Who could have imagined a year ago how our lives would change due to a virus? Thanks to COVID-19, millions of women have lost their jobs and their health insurance. Millions more are trying to juggle their children’s homeschooling at work. Depression, domestic violence, homelessness and food insecurity are on the rise. There has never been anything in our lives that has affected women as badly as the pandemic.
In early June, HealthyWomen conducted an online survey to get a snapshot of the impact the pandemic was having on the mental and physical health of women. Approximately 3,000 women – whites, blacks / African American (AA), Hispanic / Latino, and Asians – from across the United States responded. Many told us they were tired, lonely and depressed. They felt stressed and frustrated. They had difficulty sleeping and were generally anxious and bored. They worried about a number of things, particularly their physical health, money, access to food, and mental health.
Feeling anxious or stressed is not only uncomfortable, it can also affect your physical and mental health. Indeed, in May the United Nations declared that the coronavirus pandemic “has the seeds of a major mental health crisis”. And our study found that one in five respondents had concerns about their mental health since their community or state began social distancing.
Changes in income, job
The pandemic has devastated the US economy. In early June, when our survey was conducted, the country’s unemployment rate was 13%, and in some regions of the country it was 20% or more.
Thirty-one percent of our respondents said that their employment status has changed negatively or that their income has fallen since the start of the pandemic. Six percent of all women were permanently laid off; 10% were temporarily dismissed / on leave; and 11% had cut their hours.
Health care during the pandemic
When the pandemic broke out, most states limited personal medical interactions, including elective surgery and routine health care, to maintain hospital capacity and equipment for COVID-19 cases.
In our survey, around a third of women were looking for treatment for a physical problem other than COVID-19, while 8% said they needed mental health services. Around half (53%) said it was easy to get care and / or advice, while 26% said it was difficult to find care. This is similar to the results of the U.S. census, which found that on July 16, 2020, about one in three adults (32%) in the United States reported needing medical care for something unrelated to COVID-19 but it did not receive this.
In our survey, this inability to find care was compounded in the Black / AA community. Black / AA women were much more likely to report difficulty finding care (35%) than white and Hispanic / Latin American women (22% and 27%, respectively).
Half of our respondents who were able to receive care did so through telemedicine. In our survey, this was defined as health care provided through phone calls, video conferencing, chat, texts or a health portal. While virtual doctor visits were gaining ground prior to the pandemic, especially in underserved and rural areas, their growth was slowed by a lack of insurance reimbursements and the challenges of implementing such systems in health organizations.
Our survey found that roughly one in four women had used telemedicine for themselves or their families before COVID-19. Among these, Black / AA and Hispanic / Latin American women used telemedicine most frequently (33% and 42%, respectively). Forty-two percent of respondents said they are likely or highly likely to make a telemedicine appointment within the next six months. That number rose to nearly half for Black / AA and Hispanic / Latin American women.
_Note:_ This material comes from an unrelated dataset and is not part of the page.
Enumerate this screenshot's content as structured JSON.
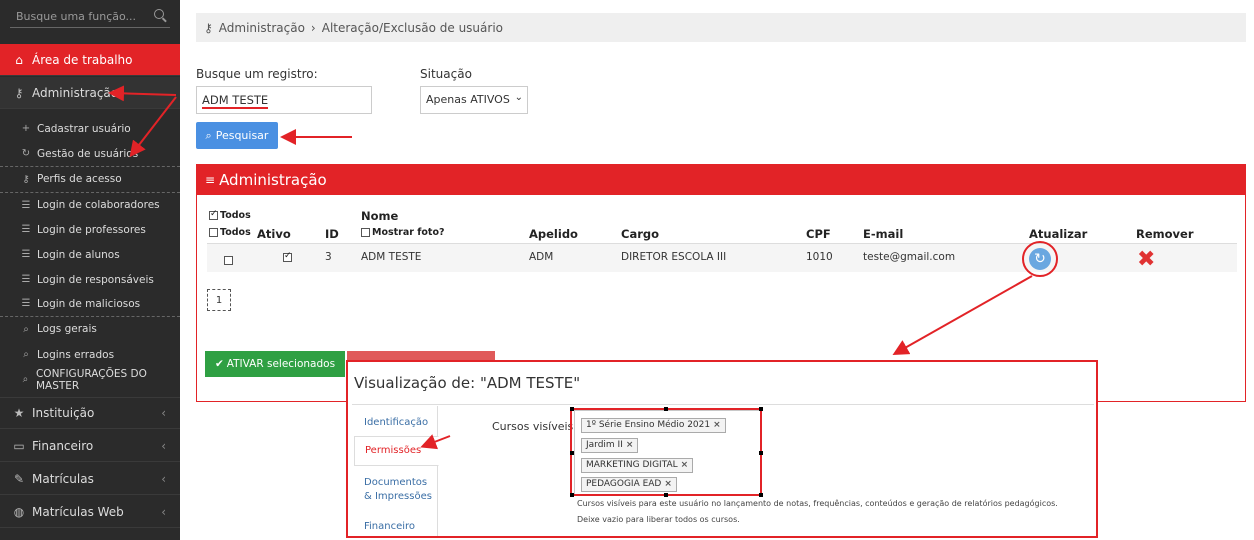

Eleven percent of participants said they need to look for possible COVID-19 symptoms while their state is quarantined. However, that number was significantly higher in the Black / AA and Hispanic / Latino communities. 19% of Black / AA and 22% of Hispanic / Latino attendees scheduled an appointment during the pandemic to manage possible COVID-19 symptoms.
An overview of the pandemic
Our survey provided a snapshot of the problems women faced in early summer related to COVID-19. As with anything related to this pandemic, many questions remain unanswered as we near the one-year limit. However, the information in the HealthyWomen survey provides a starting point for the important discussions policymakers need to have in order to drive the new normal.